What are Brownfields?
Brownfields sites are underutilized or abandoned properties where the redevelopment or reuse is hampered by the presence or perception of hazardous contaminants. Reinvesting in these properties not only improves and protects the environment but also benefits the public by increasing local tax bases, facilitating job growth, and utilizing existing infrastructure. Within North Carolina, the Brownfields Property Reuse Act of 1997 allows the North Carolina Department of Environmental Quality to create a covenant not-to-sue with prospective developers looking to reuse these properties under the North Carolina Brownfields Program. A prospective developer agrees to perform actions deemed by NCDEQ to be essential for suitable reuse of a property. This covenant, known as a Brownfields Agreement, is available only to non-causative parties who did not cause or contribute to site contamination. A brownfields agreement provides the ability for prospective developers to go to a lending institution with a defined, instead of open-ended, liability for environmental cleanup. If necessary, cleanups must achieve “Risk-based” standards which are independent to each covenant. Obtaining a Brownfields Agreement also entitles prospective developers to a 50% reduction in property taxes aggregate over 5 years or a 2.75% return on investment upon completion of qualifying redevelopment.
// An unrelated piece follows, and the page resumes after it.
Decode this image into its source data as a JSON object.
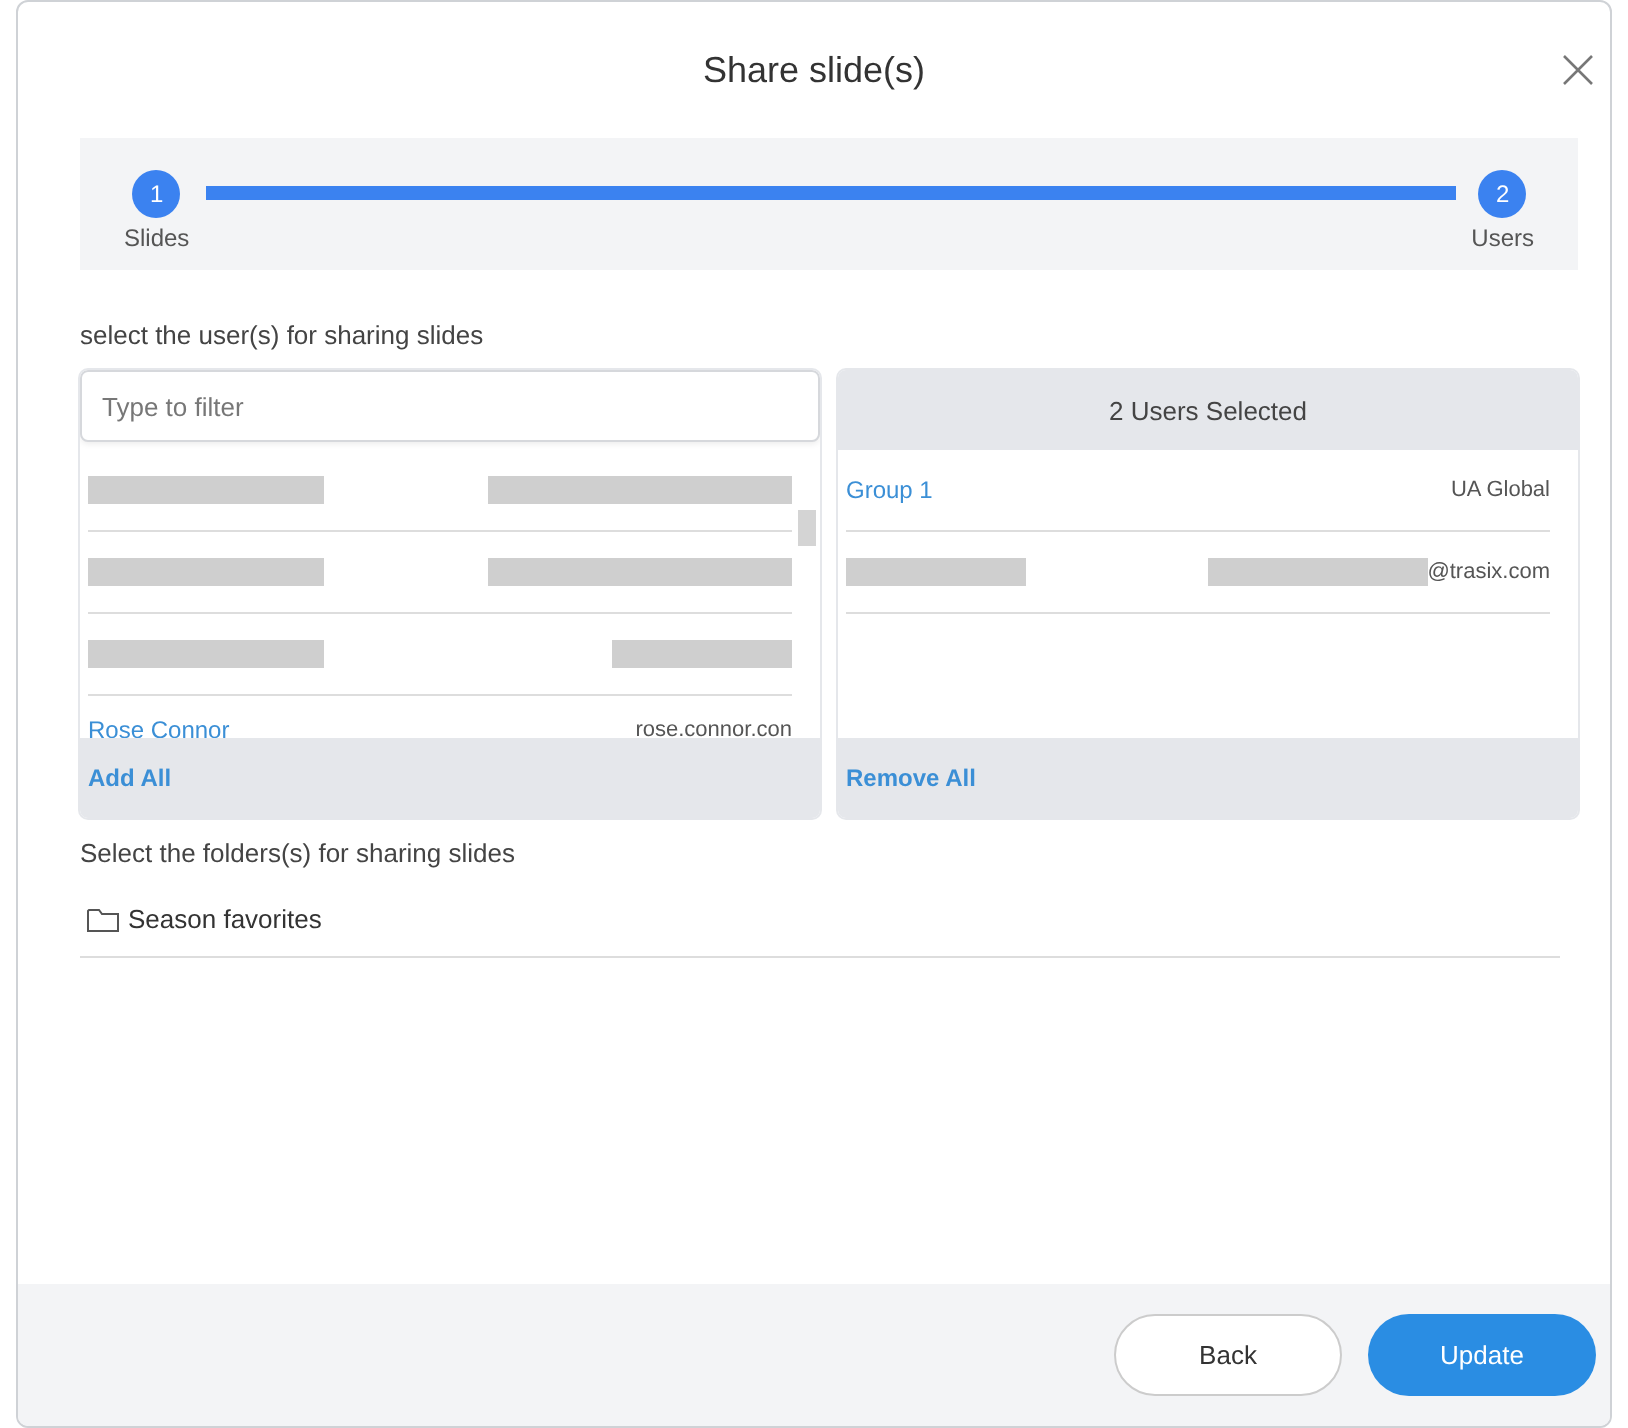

Duncklee & Dunham’s experience with the North Carolina Brownfields Program and on projects funded by U.S. EPA Brownfields grants has established our firm as a leader in Brownfields services. We have experience in working with regional and national clients as well as local, regional, and state-level governments. Our staff has the ability to understand brownfields transactions from not only a technical standpoint but also from land-development and regulatory perspectives. We currently oversee projects that total 800+ acres and are worth over $250 million of total investments from both private developers and local municipalities in North Carolina. These projects vary in size, history, and contamination and includes two high-value, high public-benefit properties in the North Carolina Brownfields Program’s Redevelopment Now Option.